If you are married, you can double up on the same rewards cards and get two sign-up bonuses. Authorized user cards are not the same as being a primary cardholder. Most people never think about this.
So, if you have a partner or friend you travel with all the time, consider doubling up on a big sign-up bonus. Those bonuses could equal a free luxury vacation!
No partner? Convince your best travel friend to do this, and you’ll be staying at five-star hotels the whole time you’re vacationing.
Choose Southwest Airlines When Possible
Those near a Southwest hub are usually big fans of the airline because of their low fares and flexible miles program. You can normally find great value with Southwest miles, and you can change and cancel award flights for free.
There’s an incredible deal from Southwest called the Companion Pass. If you earn 125,000 miles in a calendar year (this is the figure as of Jan. 1, 2020, compared to 110,000 miles previously), you will earn a companion pass where you designate a companion who can travel for free anytime you book a flight with cash or miles.
Many people spend all year trying to reach this threshold through their spending on a Southwest credit card or flying as much as possible on Southwest to rack up miles. But the 80/20 approach is to know that credit card sign-up bonuses count towards this total!
When you get a Southwest personal card and Southwest business card, the two bonuses alone may reach the threshold or get you very close. Translation? Instant Companion Pass.
Keep in mind that the same person needs to apply for both cards (to connect the cards to the same Rapid Rewards account). You need to read up on the eligibility rules if you already have one of these cards.
In addition to this being an amazing value, timing is important. When you earn the Companion Pass, it’s good for the year you earn it PLUS the following year. So, savvy travel hackers will apply for their Southwest credit cards in January so they can earn the companion pass for almost two years of unlimited two-for-one travel.
My wife and I love the Companion Pass because we travel so often on Southwest. It also allows us to splurge on the more costly nonstop flights, since we are getting one of them for free.
Earn the Same Bonuses Again
Most people sit on the same rewards cards for five-plus years. Many cards allow you to get a new sign-up bonus for the same card every two years (although there are a few exceptions). This is where some strategy can lead to free travel for life.
For the financially savvy, imagine what you could do by reducing your travel budget and using that money for other investments. If you rent out your home while you’re on vacation, you may even make money during your epic travels.
So, would you spend a few minutes a month to take an epic vacation every year? Free money is always awesome, but free travel is even better. Think about what you would do if you could take more vacations, stay in five-star hotels, or spontaneously travel because it was free.

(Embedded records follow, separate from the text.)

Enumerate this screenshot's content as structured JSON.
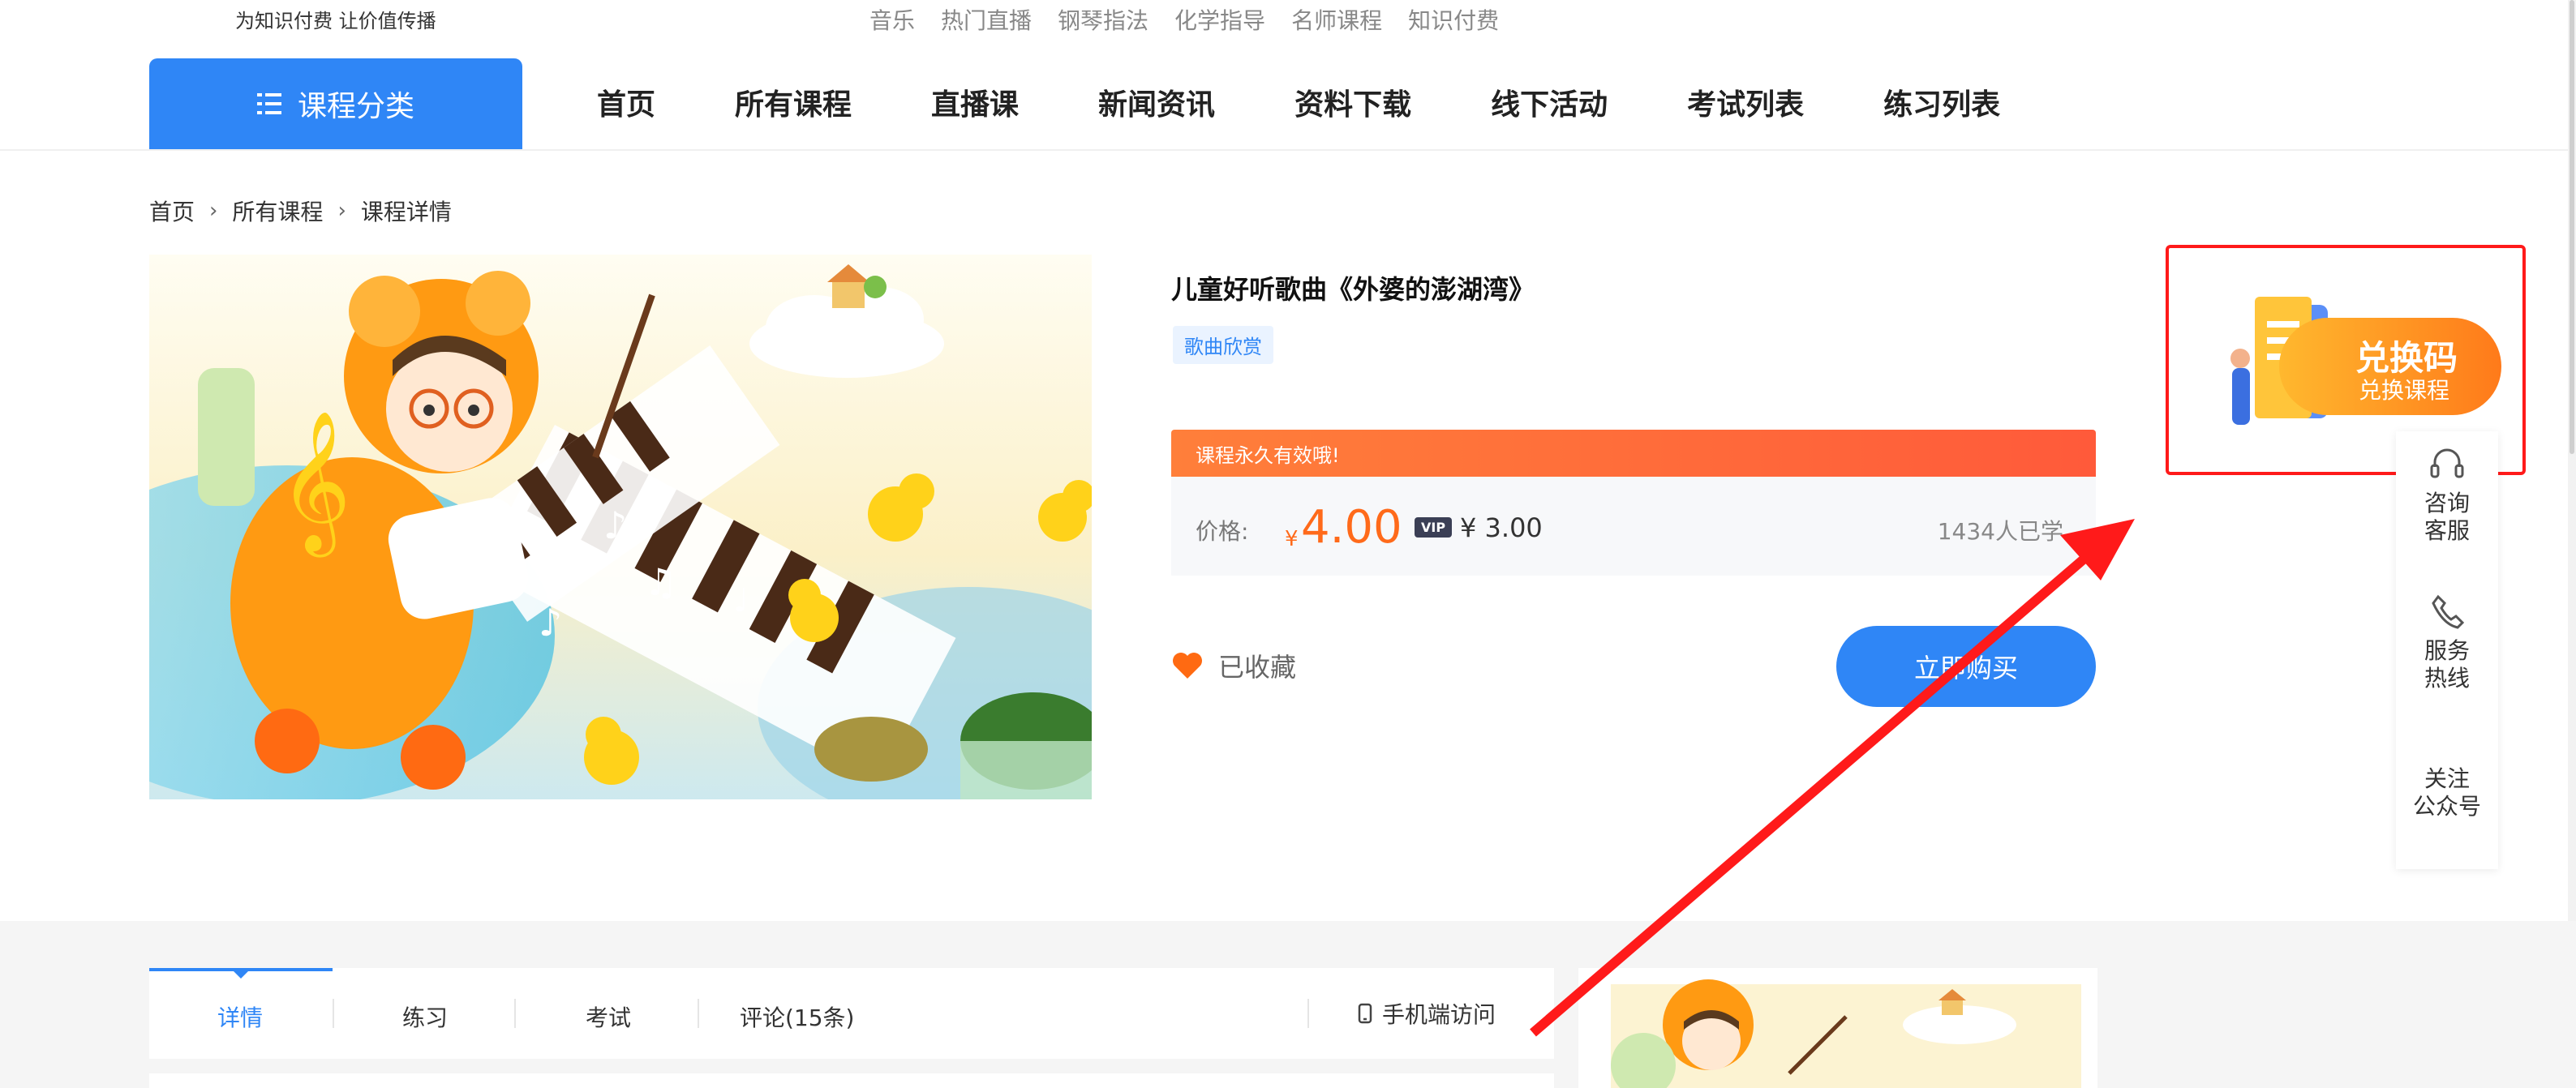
{
  "top": {
    "slogan": "为知识付费 让价值传播",
    "hotwords": [
      "音乐",
      "热门直播",
      "钢琴指法",
      "化学指导",
      "名师课程",
      "知识付费"
    ]
  },
  "nav": {
    "category_label": "课程分类",
    "items": [
      "首页",
      "所有课程",
      "直播课",
      "新闻资讯",
      "资料下载",
      "线下活动",
      "考试列表",
      "练习列表"
    ]
  },
  "breadcrumb": [
    "首页",
    "所有课程",
    "课程详情"
  ],
  "course": {
    "title": "儿童好听歌曲《外婆的澎湖湾》",
    "tag": "歌曲欣赏",
    "promo": "课程永久有效哦!",
    "price_label": "价格:",
    "currency": "¥",
    "price": "4.00",
    "vip_badge": "VIP",
    "vip_price": "¥ 3.00",
    "learned": "1434人已学",
    "favorite": "已收藏",
    "buy_button": "立即购买"
  },
  "redeem": {
    "title": "兑换码",
    "subtitle": "兑换课程"
  },
  "sidebar": {
    "items": [
      {
        "line1": "咨询",
        "line2": "客服",
        "icon": "headset-icon"
      },
      {
        "line1": "服务",
        "line2": "热线",
        "icon": "phone-icon"
      },
      {
        "line1": "关注",
        "line2": "公众号",
        "icon": ""
      }
    ]
  },
  "tabs": {
    "items": [
      "详情",
      "练习",
      "考试",
      "评论(15条)"
    ],
    "mobile": "手机端访问"
  },
  "colors": {
    "primary": "#2f86f6",
    "price": "#ff6a1a",
    "annotation": "#ff1a1a"
  }
}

Don’t give in to analysis paralysis and mull this over indefinitely, never taking action. If you simply get one new card per year, you are well ahead of the average person. If you own a business or two, you can triple or quadruple the rewards in no time.
Disclaimer: I’m not a CPA or lawyer, so make sure to do your own research or follow up with those professionals if you have questions about your situation. I would definitely avoid opening credit cards when you are in the middle of securing another type of loan.
Which credit cards have earned you great rewards?
Share in the comment section below!